Photo of Nick Nelson Parker in front of healthy walnut tree trunk

May 2010

Perhaps I should start by introducing myself. My name is Nick Nelson Parker. In the late 1970’s we started planting an experimental walnut orchard/forest. This photo was taken this spring in front of one of my 31 year old walnut trees being grown for timber. It is also one of my earlier selections for nut quality.

We are now winding down nut gathering operations in the orchard, lifting our collection nets at the conclusion of harvest. At least I thought we were! Having just gone out to lift more netting, I was confronted with another dump of nuts after the rain. Oops! The extra nuts will be welcome.

Every year I get it wrong. It always looks as though there are hardly any nuts on the trees just prior to harvest. This season really fooled me. Halfway through, I was telling friends and family we only had a quarter crop. Now with this unscheduled top-up we are going to get much the same amount as last year. Does anyone else have the same problem predicting harvest levels? Has anyone got a way of estimating crop the summer before? What is the fluctuation in crop that you experience from season to season?

Exacerbating my error in estimating the crop this year was huge differences between varieties. My genuine Wilson Wonders had a genuine crop failure, while the Roadside 12 trees had a very respectable yield. (Wilson Wonder was probably the first grafted variety grown in New Zealand. It is a large table nut, popular with home gardeners. Roadside 12 is the second variety we released to the public. It is also a table nut, but we selected it because of its heavy regular cropping and attractive shell.) I am only talking about these two varieties here to illustrate the effect of last spring weather, rather than saying either variety is best. When you plant a walnut tree you are locked into that variety for a long time. After 30 years you still have the same tree, but 30 years of selection has happened in the meantime, and new plantings will probably be quite different varieties. Does anybody want to discuss walnut varieties? We are producing new varieties every year from the thousands of seedlings we planted. At present I am looking for someone to host a variety trial. Any takers? It consists of 5 trees each of 7 varieties at 5 metre spacings. Contact me if you might be interested.

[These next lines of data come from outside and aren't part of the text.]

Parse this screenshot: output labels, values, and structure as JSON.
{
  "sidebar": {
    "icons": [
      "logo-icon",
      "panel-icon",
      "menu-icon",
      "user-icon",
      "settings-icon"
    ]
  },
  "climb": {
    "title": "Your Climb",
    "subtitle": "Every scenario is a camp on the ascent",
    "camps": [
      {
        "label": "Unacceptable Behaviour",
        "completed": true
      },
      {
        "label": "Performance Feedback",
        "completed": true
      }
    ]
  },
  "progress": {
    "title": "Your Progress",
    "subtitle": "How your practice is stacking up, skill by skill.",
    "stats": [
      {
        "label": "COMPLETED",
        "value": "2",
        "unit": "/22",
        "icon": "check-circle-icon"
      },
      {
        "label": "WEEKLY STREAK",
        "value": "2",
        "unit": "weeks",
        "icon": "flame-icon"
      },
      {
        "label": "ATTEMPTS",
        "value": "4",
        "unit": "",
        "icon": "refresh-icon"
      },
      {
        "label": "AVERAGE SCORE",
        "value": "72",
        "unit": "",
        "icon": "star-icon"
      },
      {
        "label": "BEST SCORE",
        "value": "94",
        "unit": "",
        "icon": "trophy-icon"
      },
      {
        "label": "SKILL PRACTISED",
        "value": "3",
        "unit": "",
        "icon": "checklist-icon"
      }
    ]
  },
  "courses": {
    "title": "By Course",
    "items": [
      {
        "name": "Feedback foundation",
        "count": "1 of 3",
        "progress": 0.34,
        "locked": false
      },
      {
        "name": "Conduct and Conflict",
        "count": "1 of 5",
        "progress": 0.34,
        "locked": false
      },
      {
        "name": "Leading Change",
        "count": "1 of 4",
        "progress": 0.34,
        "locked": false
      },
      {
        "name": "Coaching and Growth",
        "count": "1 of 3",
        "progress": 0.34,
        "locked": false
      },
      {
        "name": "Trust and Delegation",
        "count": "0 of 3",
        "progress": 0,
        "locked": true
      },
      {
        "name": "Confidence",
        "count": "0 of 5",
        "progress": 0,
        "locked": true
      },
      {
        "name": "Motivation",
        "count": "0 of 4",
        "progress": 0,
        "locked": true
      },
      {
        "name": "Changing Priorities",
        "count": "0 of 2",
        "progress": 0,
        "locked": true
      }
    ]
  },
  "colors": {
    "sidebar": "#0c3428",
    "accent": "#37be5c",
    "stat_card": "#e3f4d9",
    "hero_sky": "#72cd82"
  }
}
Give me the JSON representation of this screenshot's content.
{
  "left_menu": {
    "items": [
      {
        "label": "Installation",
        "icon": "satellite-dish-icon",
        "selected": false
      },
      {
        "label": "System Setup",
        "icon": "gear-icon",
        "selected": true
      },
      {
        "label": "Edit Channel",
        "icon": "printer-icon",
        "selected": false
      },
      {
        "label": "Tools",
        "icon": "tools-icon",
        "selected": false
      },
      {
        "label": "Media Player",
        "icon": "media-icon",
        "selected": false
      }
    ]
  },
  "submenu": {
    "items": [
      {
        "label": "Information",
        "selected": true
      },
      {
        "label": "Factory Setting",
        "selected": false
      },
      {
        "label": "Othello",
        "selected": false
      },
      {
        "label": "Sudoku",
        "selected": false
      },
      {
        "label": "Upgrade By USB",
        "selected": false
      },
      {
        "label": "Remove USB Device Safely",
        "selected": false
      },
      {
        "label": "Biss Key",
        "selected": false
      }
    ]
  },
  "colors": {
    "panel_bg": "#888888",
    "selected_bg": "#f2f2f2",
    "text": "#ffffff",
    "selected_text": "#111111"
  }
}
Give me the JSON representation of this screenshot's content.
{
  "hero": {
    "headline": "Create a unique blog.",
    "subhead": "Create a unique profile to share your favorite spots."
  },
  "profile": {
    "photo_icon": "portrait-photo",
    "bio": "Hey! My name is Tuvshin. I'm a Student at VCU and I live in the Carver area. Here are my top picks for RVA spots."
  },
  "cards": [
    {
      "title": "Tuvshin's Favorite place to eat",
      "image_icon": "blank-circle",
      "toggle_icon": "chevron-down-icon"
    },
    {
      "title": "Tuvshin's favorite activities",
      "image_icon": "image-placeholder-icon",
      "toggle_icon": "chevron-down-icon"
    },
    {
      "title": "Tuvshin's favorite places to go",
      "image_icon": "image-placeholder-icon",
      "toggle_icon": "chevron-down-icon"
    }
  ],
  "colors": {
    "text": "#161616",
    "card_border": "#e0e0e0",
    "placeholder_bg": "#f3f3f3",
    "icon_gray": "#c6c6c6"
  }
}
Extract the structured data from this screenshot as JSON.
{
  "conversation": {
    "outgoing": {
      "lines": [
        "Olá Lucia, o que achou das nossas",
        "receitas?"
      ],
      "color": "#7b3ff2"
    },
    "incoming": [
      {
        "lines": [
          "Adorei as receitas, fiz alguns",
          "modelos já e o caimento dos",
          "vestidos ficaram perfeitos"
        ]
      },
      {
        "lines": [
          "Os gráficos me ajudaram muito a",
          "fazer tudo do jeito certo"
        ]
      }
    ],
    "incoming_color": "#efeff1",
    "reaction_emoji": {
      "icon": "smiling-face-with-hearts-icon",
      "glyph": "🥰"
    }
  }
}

Anyway, we had an unusual spring; cold and wet, culminating in 2 days of fog. You could see the impact of the fog. The male catkins started rotting off immediately. By the time we applied our copper spray, there was hardly a male catkin to be seen. The steady rain of unfertilised little green nutlets falling to the ground made me worry about the coming harvest. The reason I share this is to generate some discussion about spray timing. We had booked a helicopter to arrive when the shoots would be at the “praying hands” stage you see on the walnut websites as the best time start applying copper. See page 14 of the spring 2008 Diamond grower news:

Have other people got experience of spraying for blight? How effective has it been?

I have deliberately kept this initial blogletter short, as I am sure it will get more interesting when we are able to share feedback and spark off each other’s experience.

When my dad was in Prisoner of War camp in World War II, there was an annoying little man in his bunkroom who used to say, “Kick me, beat me, shout at me, but whatever you do don’t ignore me!”

Your hoping not to be ignored blogger,

nick nelson parker

Access to subsequent blogletters will require the current treecrops members’ password for privacy reasons, as outlined in recent literature.